#3. The song of the White-throated Sparrow sounds like it is  whistling Old Sam Peabody or Oh Sweet Canada. Males of both morphs and WS females sing; TS females rarely sing.

Play the media file below to hear the White-throated Sparrow song.

#4.  White throated Sparrows breed primarily in the boreal coniferous and mixed forests east of the Rockies in Canada and in New England. Some breeding range extends west of the Rockies into Northern British Columbia.

#5. It is not usually a species that is out in the open and prefers edge habitat that offers thick cover.

#6.  The yellow lores of the White-throated are the result of pigments known as carotenoids which are acquired through its diet. Carotenoids are only found in plants and responsible for the red, orange, and yellow colouring in birds.

#7.  The White-throated is a short-distance, nocturnal migrant. It winters mainly in the southeastern United States. There is evidence that Females winter further south than males.

#8.  During winter and migration it forages on the ground in loose flocks. The White-throated Sparrow is adept at scratching and is able to find seeds deeply buried in leaf litter.

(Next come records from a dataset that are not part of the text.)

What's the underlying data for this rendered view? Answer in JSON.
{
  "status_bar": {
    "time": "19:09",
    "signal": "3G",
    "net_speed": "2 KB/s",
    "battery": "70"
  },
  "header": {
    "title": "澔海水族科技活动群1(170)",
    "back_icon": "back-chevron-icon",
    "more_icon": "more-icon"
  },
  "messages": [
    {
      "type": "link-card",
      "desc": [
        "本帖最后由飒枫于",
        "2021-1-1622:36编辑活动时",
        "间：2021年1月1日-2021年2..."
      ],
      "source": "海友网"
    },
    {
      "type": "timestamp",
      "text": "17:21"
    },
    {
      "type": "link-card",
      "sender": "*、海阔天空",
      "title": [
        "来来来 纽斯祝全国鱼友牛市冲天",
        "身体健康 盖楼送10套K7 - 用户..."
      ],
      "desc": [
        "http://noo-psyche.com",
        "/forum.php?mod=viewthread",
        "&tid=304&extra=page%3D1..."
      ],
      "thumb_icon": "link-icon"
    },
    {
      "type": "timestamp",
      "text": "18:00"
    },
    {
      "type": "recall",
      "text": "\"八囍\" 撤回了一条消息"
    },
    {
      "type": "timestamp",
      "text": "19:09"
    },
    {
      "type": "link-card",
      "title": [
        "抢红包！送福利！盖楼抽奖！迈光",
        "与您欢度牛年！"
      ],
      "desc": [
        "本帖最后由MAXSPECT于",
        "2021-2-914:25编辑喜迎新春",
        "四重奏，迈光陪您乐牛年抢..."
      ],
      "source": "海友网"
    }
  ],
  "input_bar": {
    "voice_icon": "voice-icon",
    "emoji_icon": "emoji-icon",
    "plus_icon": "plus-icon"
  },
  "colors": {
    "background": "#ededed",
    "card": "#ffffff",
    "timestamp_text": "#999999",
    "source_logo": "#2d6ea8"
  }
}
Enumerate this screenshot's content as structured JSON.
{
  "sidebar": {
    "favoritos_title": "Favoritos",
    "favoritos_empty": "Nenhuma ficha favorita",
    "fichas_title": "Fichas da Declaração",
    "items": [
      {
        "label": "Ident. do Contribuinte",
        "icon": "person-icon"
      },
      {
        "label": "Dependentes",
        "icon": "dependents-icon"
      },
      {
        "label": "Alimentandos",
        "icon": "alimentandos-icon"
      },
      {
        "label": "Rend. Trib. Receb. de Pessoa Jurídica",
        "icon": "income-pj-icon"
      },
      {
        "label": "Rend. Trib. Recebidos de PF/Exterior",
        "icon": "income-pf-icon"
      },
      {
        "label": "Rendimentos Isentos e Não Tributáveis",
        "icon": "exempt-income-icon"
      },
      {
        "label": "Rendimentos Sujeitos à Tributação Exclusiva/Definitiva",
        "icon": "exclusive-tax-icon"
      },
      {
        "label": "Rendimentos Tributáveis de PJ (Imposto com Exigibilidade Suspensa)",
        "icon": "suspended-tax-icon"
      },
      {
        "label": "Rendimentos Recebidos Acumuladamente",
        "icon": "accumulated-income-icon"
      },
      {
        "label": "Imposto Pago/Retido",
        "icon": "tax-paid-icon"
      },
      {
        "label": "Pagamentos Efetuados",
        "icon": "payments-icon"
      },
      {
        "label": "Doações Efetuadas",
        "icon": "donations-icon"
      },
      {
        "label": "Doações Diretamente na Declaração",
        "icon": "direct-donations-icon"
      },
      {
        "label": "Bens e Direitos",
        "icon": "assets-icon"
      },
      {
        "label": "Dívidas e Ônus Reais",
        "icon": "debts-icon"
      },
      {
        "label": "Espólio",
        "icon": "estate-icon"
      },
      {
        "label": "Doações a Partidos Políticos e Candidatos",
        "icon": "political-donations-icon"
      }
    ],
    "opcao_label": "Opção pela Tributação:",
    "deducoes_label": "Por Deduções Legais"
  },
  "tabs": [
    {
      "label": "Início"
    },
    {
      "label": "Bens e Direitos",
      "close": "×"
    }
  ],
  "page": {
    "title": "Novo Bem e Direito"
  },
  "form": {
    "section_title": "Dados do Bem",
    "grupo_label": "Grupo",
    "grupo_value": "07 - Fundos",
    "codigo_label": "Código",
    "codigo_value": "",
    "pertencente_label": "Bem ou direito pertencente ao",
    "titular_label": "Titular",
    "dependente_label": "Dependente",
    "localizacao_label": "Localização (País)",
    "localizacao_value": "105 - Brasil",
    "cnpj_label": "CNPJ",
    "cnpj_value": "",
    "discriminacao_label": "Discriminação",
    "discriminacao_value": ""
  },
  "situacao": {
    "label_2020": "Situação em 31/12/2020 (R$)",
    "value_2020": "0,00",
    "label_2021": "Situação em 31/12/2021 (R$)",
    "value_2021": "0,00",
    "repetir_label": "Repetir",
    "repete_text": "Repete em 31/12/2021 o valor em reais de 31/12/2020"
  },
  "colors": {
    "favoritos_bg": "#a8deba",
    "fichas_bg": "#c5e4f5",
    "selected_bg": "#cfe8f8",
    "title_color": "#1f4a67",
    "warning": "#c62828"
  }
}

It can also kick leaf litter out of the way with some fancy footwork, kicking out 1-4 times with both feet!

#9.  Insects, supplemented with greens and fruit, are its main food source during the summer. In late summer and fall fruits become a primary part of its diet. During winter it eats small seeds and fruits and insects if it can find any.

#10. The White-throated is not a species likely to be observed drinking in the wild, obtaining its required water intake from food, dew, or rain.